DESCRIPTION OF THE TASK: Give the entries again exactly, every one of them.

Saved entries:
-- Opening Marker --
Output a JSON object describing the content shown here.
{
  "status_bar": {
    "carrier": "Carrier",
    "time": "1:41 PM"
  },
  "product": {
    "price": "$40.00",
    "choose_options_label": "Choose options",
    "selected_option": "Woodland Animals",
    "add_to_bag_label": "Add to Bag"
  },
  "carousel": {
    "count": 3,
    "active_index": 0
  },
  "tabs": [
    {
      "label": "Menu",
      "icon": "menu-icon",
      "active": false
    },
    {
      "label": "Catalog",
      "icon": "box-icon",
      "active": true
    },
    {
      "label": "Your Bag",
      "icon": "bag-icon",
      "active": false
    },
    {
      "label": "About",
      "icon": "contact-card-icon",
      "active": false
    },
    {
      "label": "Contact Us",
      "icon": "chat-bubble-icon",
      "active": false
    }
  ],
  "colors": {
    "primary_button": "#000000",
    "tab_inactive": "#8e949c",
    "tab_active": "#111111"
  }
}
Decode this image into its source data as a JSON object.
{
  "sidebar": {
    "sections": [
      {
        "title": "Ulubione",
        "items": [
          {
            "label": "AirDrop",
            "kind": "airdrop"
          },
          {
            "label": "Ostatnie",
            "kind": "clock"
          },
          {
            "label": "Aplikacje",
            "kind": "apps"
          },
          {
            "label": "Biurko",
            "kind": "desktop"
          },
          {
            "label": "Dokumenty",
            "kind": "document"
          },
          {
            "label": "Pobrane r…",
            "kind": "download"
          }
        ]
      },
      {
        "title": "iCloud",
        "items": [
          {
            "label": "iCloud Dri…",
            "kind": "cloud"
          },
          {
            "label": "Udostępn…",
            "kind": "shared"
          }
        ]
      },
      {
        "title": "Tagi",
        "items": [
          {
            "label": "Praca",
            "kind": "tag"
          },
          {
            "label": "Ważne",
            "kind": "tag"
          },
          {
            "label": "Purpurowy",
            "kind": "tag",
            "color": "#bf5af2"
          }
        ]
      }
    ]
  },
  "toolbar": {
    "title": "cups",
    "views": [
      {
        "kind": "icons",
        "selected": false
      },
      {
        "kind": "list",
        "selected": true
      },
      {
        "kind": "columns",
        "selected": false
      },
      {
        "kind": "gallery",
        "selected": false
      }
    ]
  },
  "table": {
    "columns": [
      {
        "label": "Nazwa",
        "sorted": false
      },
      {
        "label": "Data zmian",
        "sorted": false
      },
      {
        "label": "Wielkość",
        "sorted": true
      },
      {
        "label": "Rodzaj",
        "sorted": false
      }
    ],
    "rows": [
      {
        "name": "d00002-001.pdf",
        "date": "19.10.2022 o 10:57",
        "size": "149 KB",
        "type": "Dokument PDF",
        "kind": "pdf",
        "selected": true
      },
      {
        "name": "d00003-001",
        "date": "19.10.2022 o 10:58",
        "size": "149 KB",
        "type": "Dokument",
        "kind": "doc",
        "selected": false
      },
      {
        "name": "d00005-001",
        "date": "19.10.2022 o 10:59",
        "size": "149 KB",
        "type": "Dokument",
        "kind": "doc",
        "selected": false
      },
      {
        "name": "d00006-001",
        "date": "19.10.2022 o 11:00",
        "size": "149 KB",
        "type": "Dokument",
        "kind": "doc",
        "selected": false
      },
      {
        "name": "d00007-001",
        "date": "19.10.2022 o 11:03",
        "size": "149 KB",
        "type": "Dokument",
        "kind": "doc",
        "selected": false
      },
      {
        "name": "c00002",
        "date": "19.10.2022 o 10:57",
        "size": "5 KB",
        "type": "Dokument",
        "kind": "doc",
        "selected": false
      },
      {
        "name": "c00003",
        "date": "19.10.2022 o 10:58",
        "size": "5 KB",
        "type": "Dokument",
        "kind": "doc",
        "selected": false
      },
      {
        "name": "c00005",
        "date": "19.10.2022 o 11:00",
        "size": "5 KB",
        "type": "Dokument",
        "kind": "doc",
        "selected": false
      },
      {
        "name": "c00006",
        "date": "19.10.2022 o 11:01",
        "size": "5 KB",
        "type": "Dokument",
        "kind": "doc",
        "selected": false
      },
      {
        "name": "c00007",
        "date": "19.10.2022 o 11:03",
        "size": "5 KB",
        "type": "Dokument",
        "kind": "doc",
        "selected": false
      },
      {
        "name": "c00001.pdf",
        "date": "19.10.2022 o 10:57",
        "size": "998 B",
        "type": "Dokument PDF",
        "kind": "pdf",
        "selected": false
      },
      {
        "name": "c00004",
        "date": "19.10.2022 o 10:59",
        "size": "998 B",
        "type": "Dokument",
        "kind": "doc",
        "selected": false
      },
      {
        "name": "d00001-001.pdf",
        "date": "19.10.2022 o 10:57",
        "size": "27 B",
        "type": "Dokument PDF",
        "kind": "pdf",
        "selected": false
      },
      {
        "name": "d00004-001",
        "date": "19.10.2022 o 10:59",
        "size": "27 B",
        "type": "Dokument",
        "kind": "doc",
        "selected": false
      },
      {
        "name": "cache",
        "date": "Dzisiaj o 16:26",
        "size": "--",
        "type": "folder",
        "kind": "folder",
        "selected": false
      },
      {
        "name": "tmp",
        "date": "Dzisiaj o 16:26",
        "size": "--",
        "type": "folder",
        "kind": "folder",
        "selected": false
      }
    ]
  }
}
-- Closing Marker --
RESULT OF THIS TASK:
Output a JSON object describing the content shown here.
{
  "status_bar": {
    "carrier": "Carrier",
    "time": "1:41 PM"
  },
  "product": {
    "price": "$40.00",
    "choose_options_label": "Choose options",
    "selected_option": "Woodland Animals",
    "add_to_bag_label": "Add to Bag"
  },
  "carousel": {
    "count": 3,
    "active_index": 0
  },
  "tabs": [
    {
      "label": "Menu",
      "icon": "menu-icon",
      "active": false
    },
    {
      "label": "Catalog",
      "icon": "box-icon",
      "active": true
    },
    {
      "label": "Your Bag",
      "icon": "bag-icon",
      "active": false
    },
    {
      "label": "About",
      "icon": "contact-card-icon",
      "active": false
    },
    {
      "label": "Contact Us",
      "icon": "chat-bubble-icon",
      "active": false
    }
  ],
  "colors": {
    "primary_button": "#000000",
    "tab_inactive": "#8e949c",
    "tab_active": "#111111"
  }
}
Decode this image into its source data as a JSON object.
{
  "sidebar": {
    "sections": [
      {
        "title": "Ulubione",
        "items": [
          {
            "label": "AirDrop",
            "kind": "airdrop"
          },
          {
            "label": "Ostatnie",
            "kind": "clock"
          },
          {
            "label": "Aplikacje",
            "kind": "apps"
          },
          {
            "label": "Biurko",
            "kind": "desktop"
          },
          {
            "label": "Dokumenty",
            "kind": "document"
          },
          {
            "label": "Pobrane r…",
            "kind": "download"
          }
        ]
      },
      {
        "title": "iCloud",
        "items": [
          {
            "label": "iCloud Dri…",
            "kind": "cloud"
          },
          {
            "label": "Udostępn…",
            "kind": "shared"
          }
        ]
      },
      {
        "title": "Tagi",
        "items": [
          {
            "label": "Praca",
            "kind": "tag"
          },
          {
            "label": "Ważne",
            "kind": "tag"
          },
          {
            "label": "Purpurowy",
            "kind": "tag",
            "color": "#bf5af2"
          }
        ]
      }
    ]
  },
  "toolbar": {
    "title": "cups",
    "views": [
      {
        "kind": "icons",
        "selected": false
      },
      {
        "kind": "list",
        "selected": true
      },
      {
        "kind": "columns",
        "selected": false
      },
      {
        "kind": "gallery",
        "selected": false
      }
    ]
  },
  "table": {
    "columns": [
      {
        "label": "Nazwa",
        "sorted": false
      },
      {
        "label": "Data zmian",
        "sorted": false
      },
      {
        "label": "Wielkość",
        "sorted": true
      },
      {
        "label": "Rodzaj",
        "sorted": false
      }
    ],
    "rows": [
      {
        "name": "d00002-001.pdf",
        "date": "19.10.2022 o 10:57",
        "size": "149 KB",
        "type": "Dokument PDF",
        "kind": "pdf",
        "selected": true
      },
      {
        "name": "d00003-001",
        "date": "19.10.2022 o 10:58",
        "size": "149 KB",
        "type": "Dokument",
        "kind": "doc",
        "selected": false
      },
      {
        "name": "d00005-001",
        "date": "19.10.2022 o 10:59",
        "size": "149 KB",
        "type": "Dokument",
        "kind": "doc",
        "selected": false
      },
      {
        "name": "d00006-001",
        "date": "19.10.2022 o 11:00",
        "size": "149 KB",
        "type": "Dokument",
        "kind": "doc",
        "selected": false
      },
      {
        "name": "d00007-001",
        "date": "19.10.2022 o 11:03",
        "size": "149 KB",
        "type": "Dokument",
        "kind": "doc",
        "selected": false
      },
      {
        "name": "c00002",
        "date": "19.10.2022 o 10:57",
        "size": "5 KB",
        "type": "Dokument",
        "kind": "doc",
        "selected": false
      },
      {
        "name": "c00003",
        "date": "19.10.2022 o 10:58",
        "size": "5 KB",
        "type": "Dokument",
        "kind": "doc",
        "selected": false
      },
      {
        "name": "c00005",
        "date": "19.10.2022 o 11:00",
        "size": "5 KB",
        "type": "Dokument",
        "kind": "doc",
        "selected": false
      },
      {
        "name": "c00006",
        "date": "19.10.2022 o 11:01",
        "size": "5 KB",
        "type": "Dokument",
        "kind": "doc",
        "selected": false
      },
      {
        "name": "c00007",
        "date": "19.10.2022 o 11:03",
        "size": "5 KB",
        "type": "Dokument",
        "kind": "doc",
        "selected": false
      },
      {
        "name": "c00001.pdf",
        "date": "19.10.2022 o 10:57",
        "size": "998 B",
        "type": "Dokument PDF",
        "kind": "pdf",
        "selected": false
      },
      {
        "name": "c00004",
        "date": "19.10.2022 o 10:59",
        "size": "998 B",
        "type": "Dokument",
        "kind": "doc",
        "selected": false
      },
      {
        "name": "d00001-001.pdf",
        "date": "19.10.2022 o 10:57",
        "size": "27 B",
        "type": "Dokument PDF",
        "kind": "pdf",
        "selected": false
      },
      {
        "name": "d00004-001",
        "date": "19.10.2022 o 10:59",
        "size": "27 B",
        "type": "Dokument",
        "kind": "doc",
        "selected": false
      },
      {
        "name": "cache",
        "date": "Dzisiaj o 16:26",
        "size": "--",
        "type": "folder",
        "kind": "folder",
        "selected": false
      },
      {
        "name": "tmp",
        "date": "Dzisiaj o 16:26",
        "size": "--",
        "type": "folder",
        "kind": "folder",
        "selected": false
      }
    ]
  }
}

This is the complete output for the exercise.